  1. You might have been thinking of Dan Green in Scott's Quarterly Conversation, which I link to in this post.

  2. Not the one, but thanks for the link!

    I thought The Language Instinct was quite good--though Pinker seemed to close the case for generative linguistics a bit too tight, perhaps overstating his argument in the heat of polemical battle. I remember recommending the book to friends and buying a copy for my son. When The Blank Slate first came out, I picked up a copy from a table at Borders, and leafing through it, happened on the art and literature section. I was astonished. The man doesn't know how to read!

    And this 'blank slate' straw man he throws up--he doesn't get it, that the very condition of living in a world where nothing is as it seems, that those writers, poets, artists who don't take this into account, don't allow themselves to respond to the fact of living in a world where reality--the reality of particle physics and biology--makes a lie of everything our senses tell us--those who pretend everything is as it has always seemed, they are the one's in denial! They are the ones drawing their diversions out of the blank slate!

    I have a poem, "The Cricket Sings its DNA," that ends with the lines,

    Now we know/ it is the replication of the double helix at the heart that draws the dancer to his dance/ that makes the criket sing... who weaves/ the tangled calculus of love."

    The split between the world reported by our senses, our emotional life, and that given to us by science--this bifurcated reality is fused into our consciousness--how not respond to it in our art? The art and literature that emerged out of the late 19th and 20th century, the stuff Pinker finds so offensive--is the art and literature most driven by awareness of what Pinker tells us it denies.

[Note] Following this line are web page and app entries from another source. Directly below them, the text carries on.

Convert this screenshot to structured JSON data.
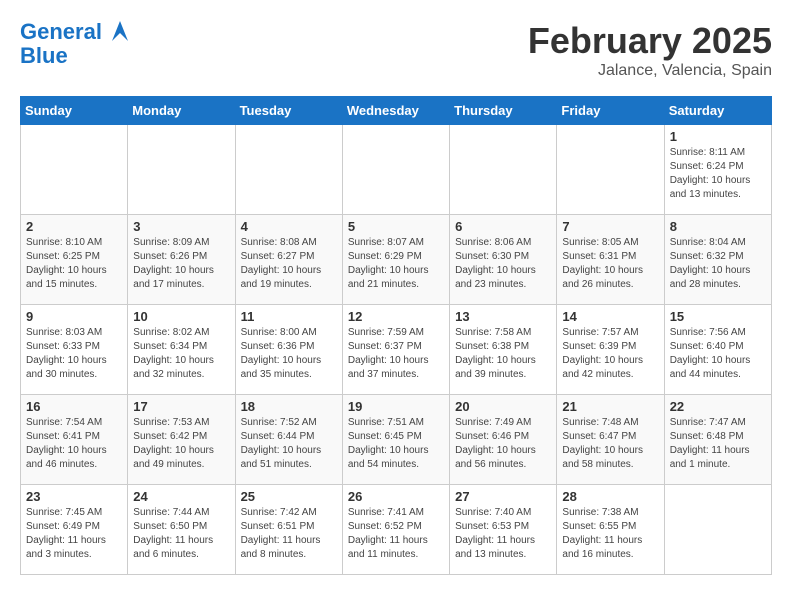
{
  "header": {
    "logo_line1": "General",
    "logo_line2": "Blue",
    "title": "February 2025",
    "subtitle": "Jalance, Valencia, Spain"
  },
  "weekdays": [
    "Sunday",
    "Monday",
    "Tuesday",
    "Wednesday",
    "Thursday",
    "Friday",
    "Saturday"
  ],
  "weeks": [
    [
      {
        "day": "",
        "info": ""
      },
      {
        "day": "",
        "info": ""
      },
      {
        "day": "",
        "info": ""
      },
      {
        "day": "",
        "info": ""
      },
      {
        "day": "",
        "info": ""
      },
      {
        "day": "",
        "info": ""
      },
      {
        "day": "1",
        "info": "Sunrise: 8:11 AM\nSunset: 6:24 PM\nDaylight: 10 hours and 13 minutes."
      }
    ],
    [
      {
        "day": "2",
        "info": "Sunrise: 8:10 AM\nSunset: 6:25 PM\nDaylight: 10 hours and 15 minutes."
      },
      {
        "day": "3",
        "info": "Sunrise: 8:09 AM\nSunset: 6:26 PM\nDaylight: 10 hours and 17 minutes."
      },
      {
        "day": "4",
        "info": "Sunrise: 8:08 AM\nSunset: 6:27 PM\nDaylight: 10 hours and 19 minutes."
      },
      {
        "day": "5",
        "info": "Sunrise: 8:07 AM\nSunset: 6:29 PM\nDaylight: 10 hours and 21 minutes."
      },
      {
        "day": "6",
        "info": "Sunrise: 8:06 AM\nSunset: 6:30 PM\nDaylight: 10 hours and 23 minutes."
      },
      {
        "day": "7",
        "info": "Sunrise: 8:05 AM\nSunset: 6:31 PM\nDaylight: 10 hours and 26 minutes."
      },
      {
        "day": "8",
        "info": "Sunrise: 8:04 AM\nSunset: 6:32 PM\nDaylight: 10 hours and 28 minutes."
      }
    ],
    [
      {
        "day": "9",
        "info": "Sunrise: 8:03 AM\nSunset: 6:33 PM\nDaylight: 10 hours and 30 minutes."
      },
      {
        "day": "10",
        "info": "Sunrise: 8:02 AM\nSunset: 6:34 PM\nDaylight: 10 hours and 32 minutes."
      },
      {
        "day": "11",
        "info": "Sunrise: 8:00 AM\nSunset: 6:36 PM\nDaylight: 10 hours and 35 minutes."
      },
      {
        "day": "12",
        "info": "Sunrise: 7:59 AM\nSunset: 6:37 PM\nDaylight: 10 hours and 37 minutes."
      },
      {
        "day": "13",
        "info": "Sunrise: 7:58 AM\nSunset: 6:38 PM\nDaylight: 10 hours and 39 minutes."
      },
      {
        "day": "14",
        "info": "Sunrise: 7:57 AM\nSunset: 6:39 PM\nDaylight: 10 hours and 42 minutes."
      },
      {
        "day": "15",
        "info": "Sunrise: 7:56 AM\nSunset: 6:40 PM\nDaylight: 10 hours and 44 minutes."
      }
    ],
    [
      {
        "day": "16",
        "info": "Sunrise: 7:54 AM\nSunset: 6:41 PM\nDaylight: 10 hours and 46 minutes."
      },
      {
        "day": "17",
        "info": "Sunrise: 7:53 AM\nSunset: 6:42 PM\nDaylight: 10 hours and 49 minutes."
      },
      {
        "day": "18",
        "info": "Sunrise: 7:52 AM\nSunset: 6:44 PM\nDaylight: 10 hours and 51 minutes."
      },
      {
        "day": "19",
        "info": "Sunrise: 7:51 AM\nSunset: 6:45 PM\nDaylight: 10 hours and 54 minutes."
      },
      {
        "day": "20",
        "info": "Sunrise: 7:49 AM\nSunset: 6:46 PM\nDaylight: 10 hours and 56 minutes."
      },
      {
        "day": "21",
        "info": "Sunrise: 7:48 AM\nSunset: 6:47 PM\nDaylight: 10 hours and 58 minutes."
      },
      {
        "day": "22",
        "info": "Sunrise: 7:47 AM\nSunset: 6:48 PM\nDaylight: 11 hours and 1 minute."
      }
    ],
    [
      {
        "day": "23",
        "info": "Sunrise: 7:45 AM\nSunset: 6:49 PM\nDaylight: 11 hours and 3 minutes."
      },
      {
        "day": "24",
        "info": "Sunrise: 7:44 AM\nSunset: 6:50 PM\nDaylight: 11 hours and 6 minutes."
      },
      {
        "day": "25",
        "info": "Sunrise: 7:42 AM\nSunset: 6:51 PM\nDaylight: 11 hours and 8 minutes."
      },
      {
        "day": "26",
        "info": "Sunrise: 7:41 AM\nSunset: 6:52 PM\nDaylight: 11 hours and 11 minutes."
      },
      {
        "day": "27",
        "info": "Sunrise: 7:40 AM\nSunset: 6:53 PM\nDaylight: 11 hours and 13 minutes."
      },
      {
        "day": "28",
        "info": "Sunrise: 7:38 AM\nSunset: 6:55 PM\nDaylight: 11 hours and 16 minutes."
      },
      {
        "day": "",
        "info": ""
      }
    ]
  ]
}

    He is just dead wrong.

    Menand gives him what he deserves.